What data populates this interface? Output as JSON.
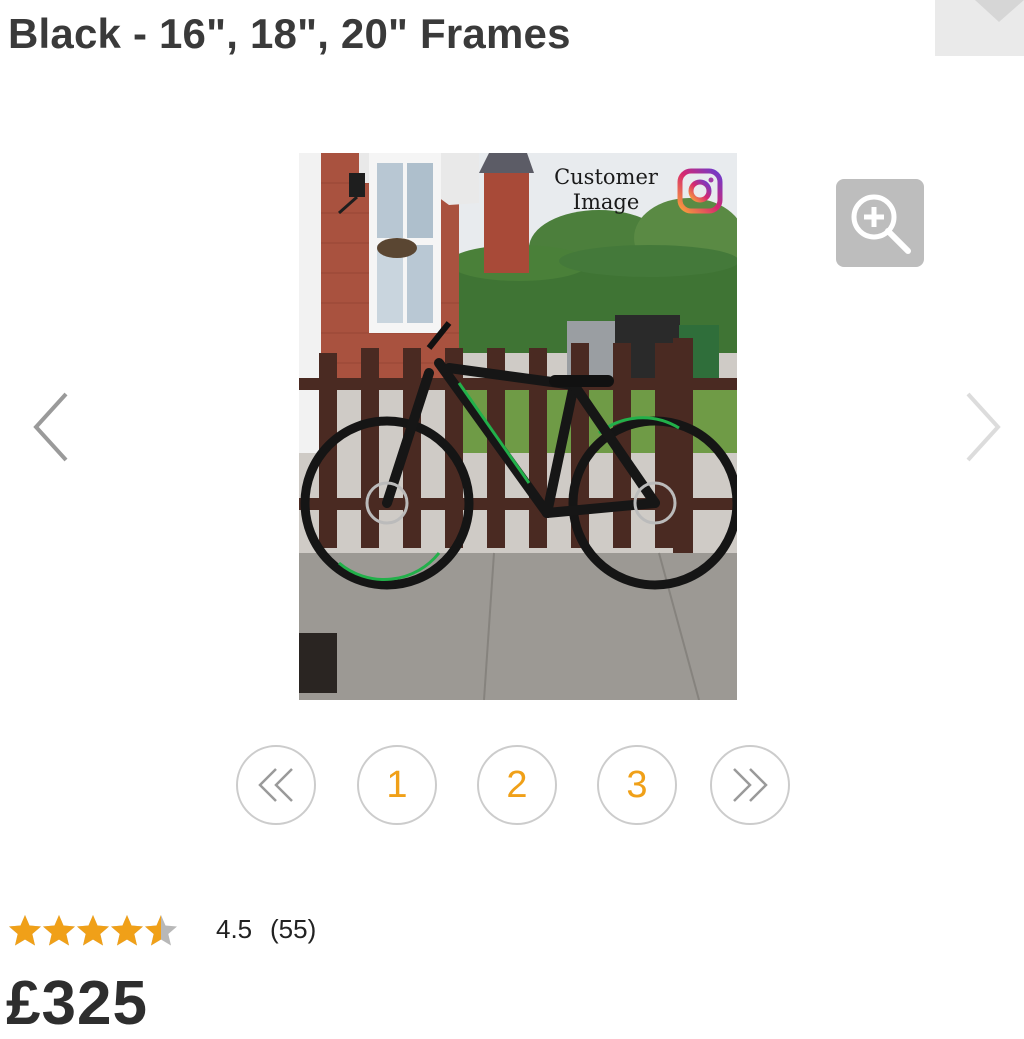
{
  "product": {
    "title": "Black - 16\", 18\", 20\" Frames",
    "price": "£325"
  },
  "gallery": {
    "image_caption": "Customer Image",
    "image_caption_line1": "Customer",
    "image_caption_line2": "Image",
    "zoom_icon": "zoom-in-icon",
    "prev_icon": "chevron-left-icon",
    "next_icon": "chevron-right-icon",
    "social_icon": "instagram-icon",
    "pagination": {
      "first_icon": "double-chevron-left-icon",
      "pages": [
        "1",
        "2",
        "3"
      ],
      "last_icon": "double-chevron-right-icon"
    }
  },
  "rating": {
    "value": "4.5",
    "count": "(55)",
    "stars_filled": 4.5,
    "stars_total": 5
  },
  "colors": {
    "accent": "#f0a018",
    "star": "#f0a018",
    "star_empty": "#b8b8b8",
    "zoom_button": "#bdbdbd",
    "pager_border": "#cccccc"
  }
}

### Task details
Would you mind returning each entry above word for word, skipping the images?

### Solution to this task
What data populates this interface? Output as JSON.
{
  "product": {
    "title": "Black - 16\", 18\", 20\" Frames",
    "price": "£325"
  },
  "gallery": {
    "image_caption": "Customer Image",
    "image_caption_line1": "Customer",
    "image_caption_line2": "Image",
    "zoom_icon": "zoom-in-icon",
    "prev_icon": "chevron-left-icon",
    "next_icon": "chevron-right-icon",
    "social_icon": "instagram-icon",
    "pagination": {
      "first_icon": "double-chevron-left-icon",
      "pages": [
        "1",
        "2",
        "3"
      ],
      "last_icon": "double-chevron-right-icon"
    }
  },
  "rating": {
    "value": "4.5",
    "count": "(55)",
    "stars_filled": 4.5,
    "stars_total": 5
  },
  "colors": {
    "accent": "#f0a018",
    "star": "#f0a018",
    "star_empty": "#b8b8b8",
    "zoom_button": "#bdbdbd",
    "pager_border": "#cccccc"
  }
}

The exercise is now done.